UMMC is starting eight clinical trials in the next days and weeks related to COVID-19. Currently two trials are active.
Dr. Gailen Marshall, (right) Division Chair of Allergy and Immunology and Executive Director of the Mississippi Clinical Research and Trials Center, is serving as principal investigator (PI) for two clinical trials involving critically ill COVID patients. The first trial, which is currently active, will study safety and efficacy of a monoclonal antibody directed against granulocyte-macrophage colony stimulating factor, a central component of the cytokine storm that is active in SARS-CoV2 infection.

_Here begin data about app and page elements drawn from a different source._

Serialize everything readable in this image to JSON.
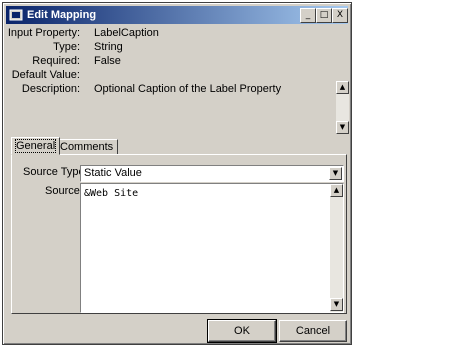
{
  "window": {
    "title": "Edit Mapping",
    "controls": {
      "minimize": "_",
      "maximize": "□",
      "close": "X"
    }
  },
  "properties": [
    {
      "label": "Input Property:",
      "value": "LabelCaption"
    },
    {
      "label": "Type:",
      "value": "String"
    },
    {
      "label": "Required:",
      "value": "False"
    },
    {
      "label": "Default Value:",
      "value": ""
    },
    {
      "label": "Description:",
      "value": "Optional Caption of the Label Property"
    }
  ],
  "tabs": [
    {
      "label": "General",
      "active": true
    },
    {
      "label": "Comments",
      "active": false
    }
  ],
  "form": {
    "source_type_label": "Source Type",
    "source_type_value": "Static Value",
    "source_label": "Source",
    "source_value": "&Web Site"
  },
  "buttons": {
    "ok": "OK",
    "cancel": "Cancel"
  },
  "icons": {
    "scroll_up": "▲",
    "scroll_down": "▼",
    "dropdown": "▼"
  },
  "colors": {
    "title_start": "#0a246a",
    "title_end": "#a6caf0",
    "face": "#d4d0c8"
  }
}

The second involves treating COVID patients with antibodies contained in plasma from those who have recovered from COVID in order to neutralize the virus and perhaps modulate various immune mechanisms. Dr. Marshall feels these studies will help UMMC and other institutions prepare for a nearly inevitable return of coronavirus in future months and years by identifying when in the course of the COVID illness these treatments may be most effective and determine which patients may be most likely to respond to a specific intervention.
Dr. Jason Parham, (left) Infectious Diseases Division Director and Executive Vice Chair for the Department of Medicine, is serving as the PI for a study that opens access to remdesivir treatment for some of our affected patients; Drs. Navalkele, Lucar and Brock are also co-investigators. Its objectives are to provide expanded access to remdesivir for the treatment of SARS-CoV2 infection and to further evaluate the drug’s safety through evaluating incidence of treatment-emergent adverse events.
Dr. Parham, along with Dr. Navalkele (ID), and Drs. Spurzem, Wilhelm and Brewer (Pulmonary), are co-investigators on ORCHID (Outcomes Related to COVID-19 Treated with Hydroxychloroquine among In-patients with Symptomatic Disease) under Dr. Alan Jones who serves as PI at UMMC for this NIH-funded multi-center study. The study will enroll hospitalized patients or patients in the Emergency Department who are to be admitted to the hospital with known or suspected COVID-19 virus. Patients will be randomized to receive either hydroxychloroquine or placebo. The study will look to see if hydroxychloroquine improves outcomes for patients with COVID-19.
“Remdesivir and hydroxychloroquine are two of the most looked to treatment drugs for this patient population; we look forward to playing a small part in determining whether they are indeed safe and effective” says Dr. Parham.
Dr. Parham, who is part of the institutions’s COVID Command Center, states “we are doing our best to quickly adapt to shifting patient volumes, supply chain constraints, testing issues and new scientific knowledge, in order to ensure the safety of our providers so they may continue to fulfill UMMC’s mission of caring for all Mississippians through the duration of this pandemic.”
With UMMC’s clinical laboratory racing to bring in-house PCR testing online for SARS-CoV2, Infectious Diseases faculty have assisted in the effort by providing scores of samples from known positive patients. These samples have helped the lab validate multiple types of swabs, transport media, collection sites and platforms for testing. “Our clinical lab, under leadership from the Department of Pathology, has done a fantastic job of responding to the pandemic. Getting multiple options evaluated and ready for testing our patients has helped UMMC stay a step ahead of the supply chain issues that have made testing capacity and turnaround times so problematic across the state, country and world” says Parham.
Drs. Jason Parham (left), Jose Lucar (center), and Bhagy Navalkele (right) collecting samples while in personal protective equipment in the intensive care unit at UMMC.
More information about clinical trials related to COVID from UMMC News can be found here.